By Nina Chestney
LONDON (Reuters) - There will be an unexpected sight high in the skies over the British county of Norfolk next month: a huge balloon attached to the ground by a giant hosepipe.
It isn't obvious, but it is the first small step in an experiment which aims to re-create the cooling effect of erupting volcanoes on the earth's atmosphere.
Scientists and engineers from the universities of Bristol, Cambridge and Oxford are behind the three-year 1.6 million pound
($2.5 million) project called Stratospheric Particle Injection for Climate Engineering (SPICE).
The scheme will assess the feasibility of so-called solar radiation management (SRM) by mimicking volcanoes when they erupt. Eruptions can both warm and cool the Earth's climate, depending on how sunlight interacts with volcanic material.
SRM works on the assumption that some eruptions expel particles into the upper atmosphere, bouncing some of the sun's energy back into space and thereby cooling the earth.
"In 1991, a large eruption at Mount Pinatubo injected around 18 million tonnes of SO2 (sulphur oxide) to a 30-km altitude," project leader Matt Watson told reporters.
"That had the effect of cooling the global climate by around half a degree over two years."
KILOMETRES OF HOSEPIPE
Next month's experiment, to be held at a disused airfield in Sculthorpe in north Norfolk, will pump water through a 1-km hosepipe into an air balloon to test the engineering design and the effects of wind.
If there are no hiccups, the team aims to do more 1-km tests next year. It will also work on calculating and designing a potential full-scale balloon project, which would pump sulphates and aerosol particles instead of water.
That would require a 20-km pipe strong enough to pump sulphates to a balloon the size of Wembley football stadium -- at twice the height of a commercial aircraft flight.
However, the size of the balloon and strength of the pipe required are serious engineering challenges.
"Even manufacturing a hose 1 km in length is a challenge, but we are talking about a hose stronger than any built before," said Chris Walton, SPICE project trials advisor.
Some countries are exploring geo-engineering solutions as a way to control climate change by cutting the amount of sunlight hitting the earth or by capturing greenhouse gases.
Potential schemes include using artificial trees to soak up carbon dioxide, using mirrors in space to cut the amount of sunlight reaching the earth or capturing CO2 from power stations and burying it under ground.
Supporters say such solutions could be a relatively fast way to control the climate if there was an abrupt change, such as the sudden loss of Arctic ice.
Detractors say the impact of mimicking or manipulating nature on a large scale is not yet fully known and such projects might deflect resources and attention from proven technologies.

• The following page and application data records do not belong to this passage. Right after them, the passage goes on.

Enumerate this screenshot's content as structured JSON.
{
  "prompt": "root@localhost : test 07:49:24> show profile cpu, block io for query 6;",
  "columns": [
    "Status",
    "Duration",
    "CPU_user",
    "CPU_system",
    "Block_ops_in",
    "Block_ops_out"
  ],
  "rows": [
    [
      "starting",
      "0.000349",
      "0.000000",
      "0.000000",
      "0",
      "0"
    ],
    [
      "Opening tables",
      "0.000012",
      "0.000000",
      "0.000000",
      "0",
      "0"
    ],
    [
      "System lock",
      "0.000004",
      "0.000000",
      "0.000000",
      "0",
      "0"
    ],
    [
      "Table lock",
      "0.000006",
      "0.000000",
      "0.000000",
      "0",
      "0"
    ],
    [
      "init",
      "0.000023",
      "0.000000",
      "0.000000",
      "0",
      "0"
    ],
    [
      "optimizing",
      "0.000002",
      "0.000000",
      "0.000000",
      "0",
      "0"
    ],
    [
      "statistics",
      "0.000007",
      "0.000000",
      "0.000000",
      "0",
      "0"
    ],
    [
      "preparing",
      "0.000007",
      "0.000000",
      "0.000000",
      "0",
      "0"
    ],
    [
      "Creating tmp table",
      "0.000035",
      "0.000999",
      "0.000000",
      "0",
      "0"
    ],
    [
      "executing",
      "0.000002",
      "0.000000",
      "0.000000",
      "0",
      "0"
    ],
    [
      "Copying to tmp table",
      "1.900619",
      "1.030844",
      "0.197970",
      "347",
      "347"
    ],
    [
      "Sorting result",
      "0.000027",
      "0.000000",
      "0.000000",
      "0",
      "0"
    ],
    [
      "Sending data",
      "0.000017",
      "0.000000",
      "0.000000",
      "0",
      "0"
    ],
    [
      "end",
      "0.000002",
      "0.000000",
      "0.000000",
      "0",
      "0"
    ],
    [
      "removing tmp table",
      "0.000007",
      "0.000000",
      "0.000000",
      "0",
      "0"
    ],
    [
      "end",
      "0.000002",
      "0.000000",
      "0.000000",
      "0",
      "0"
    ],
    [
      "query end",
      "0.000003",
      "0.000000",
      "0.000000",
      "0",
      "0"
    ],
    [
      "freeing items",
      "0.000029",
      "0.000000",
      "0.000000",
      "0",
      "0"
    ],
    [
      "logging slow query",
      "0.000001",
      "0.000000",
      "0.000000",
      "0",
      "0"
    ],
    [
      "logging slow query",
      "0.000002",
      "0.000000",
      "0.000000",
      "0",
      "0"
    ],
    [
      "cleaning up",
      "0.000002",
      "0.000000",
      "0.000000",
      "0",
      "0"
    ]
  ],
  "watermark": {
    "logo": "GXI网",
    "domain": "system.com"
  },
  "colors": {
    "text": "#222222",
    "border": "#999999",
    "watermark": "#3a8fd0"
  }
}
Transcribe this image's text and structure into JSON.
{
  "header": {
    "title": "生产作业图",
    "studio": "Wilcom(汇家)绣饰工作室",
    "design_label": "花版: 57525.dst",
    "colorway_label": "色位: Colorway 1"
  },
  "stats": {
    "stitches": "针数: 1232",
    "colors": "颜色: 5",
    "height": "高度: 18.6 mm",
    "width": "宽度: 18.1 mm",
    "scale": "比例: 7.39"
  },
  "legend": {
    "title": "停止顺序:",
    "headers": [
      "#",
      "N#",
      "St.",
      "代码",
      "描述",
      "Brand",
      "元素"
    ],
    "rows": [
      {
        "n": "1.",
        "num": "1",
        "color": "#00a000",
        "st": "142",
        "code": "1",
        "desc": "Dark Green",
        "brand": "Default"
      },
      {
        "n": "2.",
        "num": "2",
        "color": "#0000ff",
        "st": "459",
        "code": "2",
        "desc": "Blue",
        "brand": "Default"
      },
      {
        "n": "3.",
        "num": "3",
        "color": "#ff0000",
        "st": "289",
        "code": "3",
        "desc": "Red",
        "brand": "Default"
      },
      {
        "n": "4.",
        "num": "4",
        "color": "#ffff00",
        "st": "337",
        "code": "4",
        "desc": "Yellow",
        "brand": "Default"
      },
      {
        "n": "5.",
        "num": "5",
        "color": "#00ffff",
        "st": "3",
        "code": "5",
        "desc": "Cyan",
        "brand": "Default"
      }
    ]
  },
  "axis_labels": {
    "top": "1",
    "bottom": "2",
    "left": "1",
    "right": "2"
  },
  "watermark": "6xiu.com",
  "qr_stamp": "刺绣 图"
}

Most of these solutions are still far from being established at large scale.
"With strong government support and in an emergency situation...the fastest we could deploy this system is two decades," Watson told Reuters, adding that a minimum 10 to 20 balloons globally would be needed to reduce atmospheric temperature by 2 degrees.
(Editing by William Hardy)